Military Assistance Patches History

Page 3 of 8
Information extracted from the book
by Barry Jason Stein
Used by permission

USTDC patch


Worn from:  Unknown - Current.

Approved for local wear only.

Red, white, and blue are the national colors of Nationalist China and the United States.  The stars and stripes suggest the American flag while the Chinese twelve-pointed sun is taken from the flag of China.  The letters are the unit's designation.  Taiwan has been run by the Nationalist Party, whose leaders fled there after losing the civil war in China to the Communists in 1949.  The following year, President Harry Truman sent the Seventh Fleet to guard the island against communist attack.  United States diplomatic relations with Taiwan were downgraded in the 1970's after the United States established formal relations with China.  The United States has not taken sides lately in the dispute between China and Taiwan.  It has urged them to settle their differences peacefully.



Worn from:  1 April 1949 - 1954.

The insignia depicts a Viking long ship as seen from its port side and alludes to northern Europe and the ancestors of the Scandinavians.

USFK patch


Worn from:  1950's.

Approved for local wear only.

The inscription is the unit's designation while the design below is a stylized American eagle (stars and stripes) holding in its talons an olive branch, the symbol for peace.

Scty Platoon Special Troops Vietnam Patch

Scty. Platoon
Spec Troops Vietnam

Worn from:  1950's - 1960's.

Above and below the shield is the unit's designation.  Within the shield is a sword in an upward position representing striking power.  It is superimposed over infantry crossed rifles on an infantry-blue background.

KCOMZ patch


Worn from:  1953.

The beacon fire is symbolic of the old Korean system of communications.  Until 1885 there were five lines of beacon fires around the country by means of which messages could reach the capital from the most distant points in a few hours.  A flaming light is also a symbol of liberty.

KCOMZ  patch


Worn from:  September 1953 - June 1955.

The design of the insignia is that of a fire beacon and alludes to the old Korean system of alert communications.  This system of lines of lighted beacon fires was used to alert the capital of danger.  The flaming torch also is a symbol of liberty.

AK Commun Sys patch

AF Commun

Worn from:  4 May 1954 - Unknown.

The star on the patch represents the North Star and the unit's main elements in Alaska.  Orange flashes suggest electronic communica - tions dispersing to all points of the globe.  Orange and white are the colors of the Signal Corps.

MDW patch


Worn from:  2 September 1942 - Current.

The functions of the organization are indicated by the double-handed sword, symbolic of protection, placed over the Washington Monument, representing the area concerned.  The blue represents the navy and the infantry; the scarlet the field artillery, coast artillery, and engineers.  The green and gold represent the military police.

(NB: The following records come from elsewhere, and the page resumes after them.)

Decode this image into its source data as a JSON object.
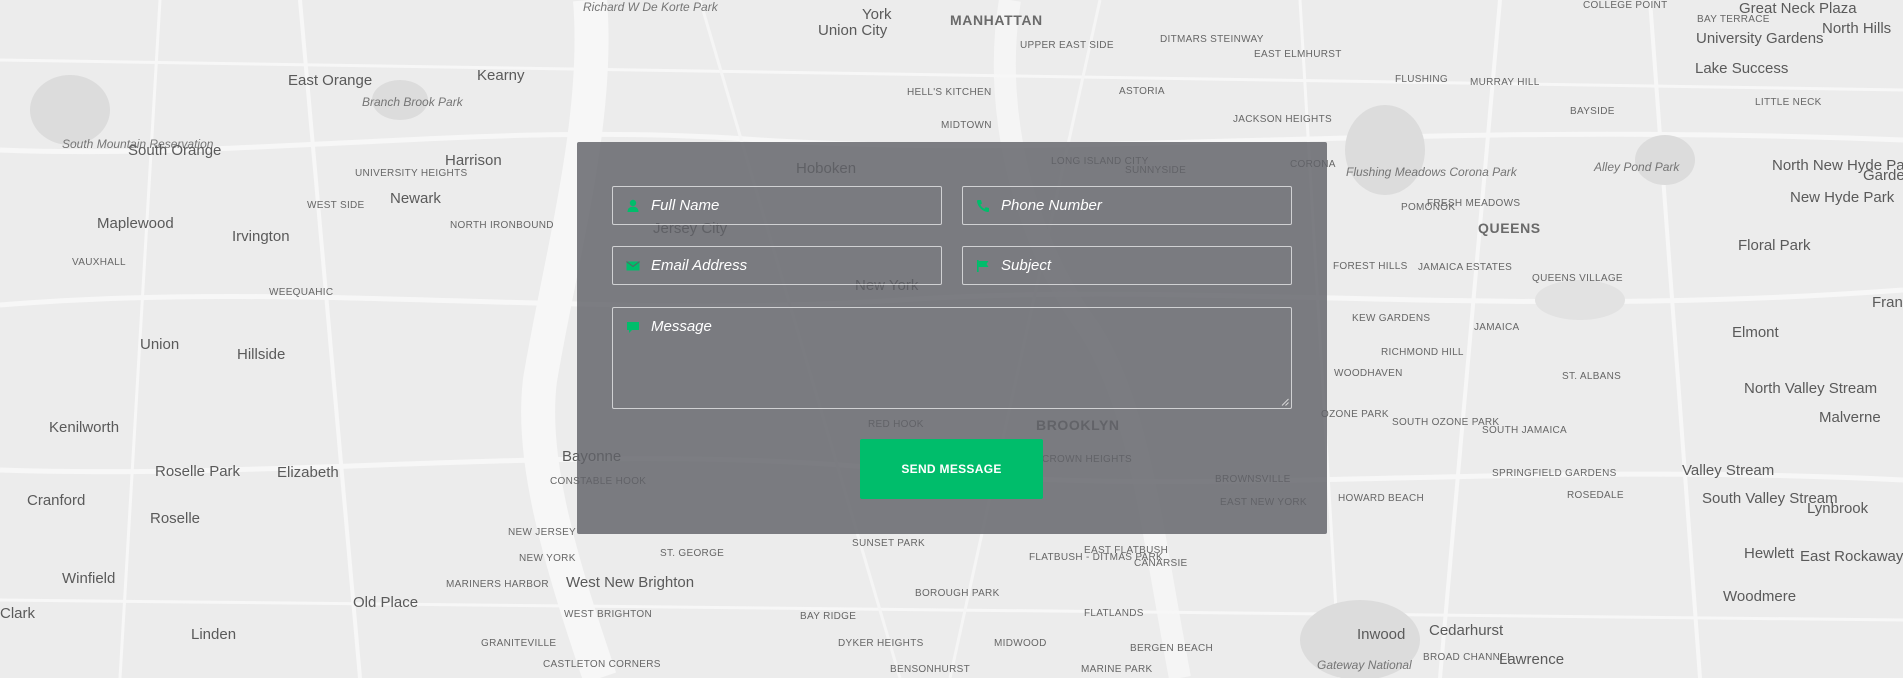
{
  "map": {
    "labels": [
      {
        "text": "Richard W De Korte Park",
        "cls": "italic"
      },
      {
        "text": "Union City",
        "cls": "major"
      },
      {
        "text": "York",
        "cls": "major"
      },
      {
        "text": "MANHATTAN",
        "cls": "bold"
      },
      {
        "text": "COLLEGE POINT",
        "cls": "caps"
      },
      {
        "text": "BAY TERRACE",
        "cls": "caps"
      },
      {
        "text": "Great Neck Plaza",
        "cls": "major"
      },
      {
        "text": "North Hills",
        "cls": "major"
      },
      {
        "text": "East Orange",
        "cls": "major"
      },
      {
        "text": "Kearny",
        "cls": "major"
      },
      {
        "text": "Branch Brook Park",
        "cls": "italic"
      },
      {
        "text": "UPPER EAST SIDE",
        "cls": "caps"
      },
      {
        "text": "DITMARS STEINWAY",
        "cls": "caps"
      },
      {
        "text": "EAST ELMHURST",
        "cls": "caps"
      },
      {
        "text": "University Gardens",
        "cls": "major"
      },
      {
        "text": "Lake Success",
        "cls": "major"
      },
      {
        "text": "HELL'S KITCHEN",
        "cls": "caps"
      },
      {
        "text": "ASTORIA",
        "cls": "caps"
      },
      {
        "text": "FLUSHING",
        "cls": "caps"
      },
      {
        "text": "MURRAY HILL",
        "cls": "caps"
      },
      {
        "text": "LITTLE NECK",
        "cls": "caps"
      },
      {
        "text": "South Mountain Reservation",
        "cls": "italic"
      },
      {
        "text": "South Orange",
        "cls": "major"
      },
      {
        "text": "Harrison",
        "cls": "major"
      },
      {
        "text": "MIDTOWN",
        "cls": "caps"
      },
      {
        "text": "JACKSON HEIGHTS",
        "cls": "caps"
      },
      {
        "text": "BAYSIDE",
        "cls": "caps"
      },
      {
        "text": "Hoboken",
        "cls": "major"
      },
      {
        "text": "LONG ISLAND CITY",
        "cls": "caps"
      },
      {
        "text": "SUNNYSIDE",
        "cls": "caps"
      },
      {
        "text": "CORONA",
        "cls": "caps"
      },
      {
        "text": "Flushing Meadows Corona Park",
        "cls": "italic"
      },
      {
        "text": "Alley Pond Park",
        "cls": "italic"
      },
      {
        "text": "North New Hyde Park",
        "cls": "major"
      },
      {
        "text": "New Hyde Park",
        "cls": "major"
      },
      {
        "text": "Garden City",
        "cls": "major"
      },
      {
        "text": "Newark",
        "cls": "major"
      },
      {
        "text": "UNIVERSITY HEIGHTS",
        "cls": "caps"
      },
      {
        "text": "Maplewood",
        "cls": "major"
      },
      {
        "text": "WEST SIDE",
        "cls": "caps"
      },
      {
        "text": "Irvington",
        "cls": "major"
      },
      {
        "text": "NORTH IRONBOUND",
        "cls": "caps"
      },
      {
        "text": "POMONOK",
        "cls": "caps"
      },
      {
        "text": "FRESH MEADOWS",
        "cls": "caps"
      },
      {
        "text": "QUEENS",
        "cls": "bold"
      },
      {
        "text": "Floral Park",
        "cls": "major"
      },
      {
        "text": "VAUXHALL",
        "cls": "caps"
      },
      {
        "text": "FOREST HILLS",
        "cls": "caps"
      },
      {
        "text": "JAMAICA ESTATES",
        "cls": "caps"
      },
      {
        "text": "QUEENS VILLAGE",
        "cls": "caps"
      },
      {
        "text": "WEEQUAHIC",
        "cls": "caps"
      },
      {
        "text": "Franklin Square",
        "cls": "major"
      },
      {
        "text": "Union",
        "cls": "major"
      },
      {
        "text": "Hillside",
        "cls": "major"
      },
      {
        "text": "KEW GARDENS",
        "cls": "caps"
      },
      {
        "text": "JAMAICA",
        "cls": "caps"
      },
      {
        "text": "Elmont",
        "cls": "major"
      },
      {
        "text": "RICHMOND HILL",
        "cls": "caps"
      },
      {
        "text": "WOODHAVEN",
        "cls": "caps"
      },
      {
        "text": "ST. ALBANS",
        "cls": "caps"
      },
      {
        "text": "North Valley Stream",
        "cls": "major"
      },
      {
        "text": "Kenilworth",
        "cls": "major"
      },
      {
        "text": "OZONE PARK",
        "cls": "caps"
      },
      {
        "text": "SOUTH OZONE PARK",
        "cls": "caps"
      },
      {
        "text": "SOUTH JAMAICA",
        "cls": "caps"
      },
      {
        "text": "Malverne",
        "cls": "major"
      },
      {
        "text": "Roselle Park",
        "cls": "major"
      },
      {
        "text": "Elizabeth",
        "cls": "major"
      },
      {
        "text": "Bayonne",
        "cls": "major"
      },
      {
        "text": "CONSTABLE HOOK",
        "cls": "caps"
      },
      {
        "text": "SPRINGFIELD GARDENS",
        "cls": "caps"
      },
      {
        "text": "Valley Stream",
        "cls": "major"
      },
      {
        "text": "Cranford",
        "cls": "major"
      },
      {
        "text": "HOWARD BEACH",
        "cls": "caps"
      },
      {
        "text": "ROSEDALE",
        "cls": "caps"
      },
      {
        "text": "South Valley Stream",
        "cls": "major"
      },
      {
        "text": "Lynbrook",
        "cls": "major"
      },
      {
        "text": "Roselle",
        "cls": "major"
      },
      {
        "text": "NEW JERSEY",
        "cls": "caps"
      },
      {
        "text": "NEW YORK",
        "cls": "caps"
      },
      {
        "text": "SUNSET PARK",
        "cls": "caps"
      },
      {
        "text": "EAST FLATBUSH",
        "cls": "caps"
      },
      {
        "text": "ST. GEORGE",
        "cls": "caps"
      },
      {
        "text": "FLATBUSH - DITMAS PARK",
        "cls": "caps"
      },
      {
        "text": "CANARSIE",
        "cls": "caps"
      },
      {
        "text": "Hewlett",
        "cls": "major"
      },
      {
        "text": "East Rockaway",
        "cls": "major"
      },
      {
        "text": "Winfield",
        "cls": "major"
      },
      {
        "text": "West New Brighton",
        "cls": "major"
      },
      {
        "text": "MARINERS HARBOR",
        "cls": "caps"
      },
      {
        "text": "BOROUGH PARK",
        "cls": "caps"
      },
      {
        "text": "Woodmere",
        "cls": "major"
      },
      {
        "text": "Clark",
        "cls": "major"
      },
      {
        "text": "Old Place",
        "cls": "major"
      },
      {
        "text": "WEST BRIGHTON",
        "cls": "caps"
      },
      {
        "text": "BAY RIDGE",
        "cls": "caps"
      },
      {
        "text": "FLATLANDS",
        "cls": "caps"
      },
      {
        "text": "Inwood",
        "cls": "major"
      },
      {
        "text": "Cedarhurst",
        "cls": "major"
      },
      {
        "text": "Linden",
        "cls": "major"
      },
      {
        "text": "GRANITEVILLE",
        "cls": "caps"
      },
      {
        "text": "DYKER HEIGHTS",
        "cls": "caps"
      },
      {
        "text": "MIDWOOD",
        "cls": "caps"
      },
      {
        "text": "BERGEN BEACH",
        "cls": "caps"
      },
      {
        "text": "BROAD CHANNEL",
        "cls": "caps"
      },
      {
        "text": "Lawrence",
        "cls": "major"
      },
      {
        "text": "CASTLETON CORNERS",
        "cls": "caps"
      },
      {
        "text": "BENSONHURST",
        "cls": "caps"
      },
      {
        "text": "MARINE PARK",
        "cls": "caps"
      },
      {
        "text": "Gateway National",
        "cls": "italic"
      },
      {
        "text": "BROOKLYN",
        "cls": "bold"
      },
      {
        "text": "RED HOOK",
        "cls": "caps"
      },
      {
        "text": "CROWN HEIGHTS",
        "cls": "caps"
      },
      {
        "text": "BROWNSVILLE",
        "cls": "caps"
      },
      {
        "text": "EAST NEW YORK",
        "cls": "caps"
      },
      {
        "text": "New York",
        "cls": "major"
      },
      {
        "text": "Jersey City",
        "cls": "major"
      }
    ]
  },
  "form": {
    "full_name": {
      "placeholder": "Full Name",
      "icon": "user-icon"
    },
    "phone_number": {
      "placeholder": "Phone Number",
      "icon": "phone-icon"
    },
    "email_address": {
      "placeholder": "Email Address",
      "icon": "envelope-icon"
    },
    "subject": {
      "placeholder": "Subject",
      "icon": "flag-icon"
    },
    "message": {
      "placeholder": "Message",
      "icon": "comment-icon"
    },
    "send_label": "SEND MESSAGE",
    "accent_color": "#00bd6b",
    "panel_color": "#606268"
  }
}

Hq Berlin Bde patch

HQ Berlin Bde

Worn from:  Unknown.

Approved for local wear only.

The origin and the design is unknown.  The inscription is in Latin and means, "These things we protect."

Berlin Dist patch

Berlin Dist

Worn from:  Late 1940's - 1960's.

The colors black, yellow, and red are taken from the German flag.  The Brandenburg Gate is symbolic of the city of Berlin.

USAB patch


Worn from:  14 April 1970 - 26 October 1970.

Re-designated:  Berlin - United States Army.  Worn from:  26 October 1970 - 1 October 1990.

The design of the patch is that of the United States Army, Europe patch with the addition of the "Berlin" tab.

55th Cmd Hq Div patch

55th Cmd HQ Div

Worn from:  21 December 1964 - Late 1960's.

The white ground with the red saltire was suggested by the state flag of Florida.  The sun alluded to the Sunshine State, the sobriquet by which Florida is known.  The sun also refers to the command headquarters and the five pointed and five wavy rays indicate the numerical designation.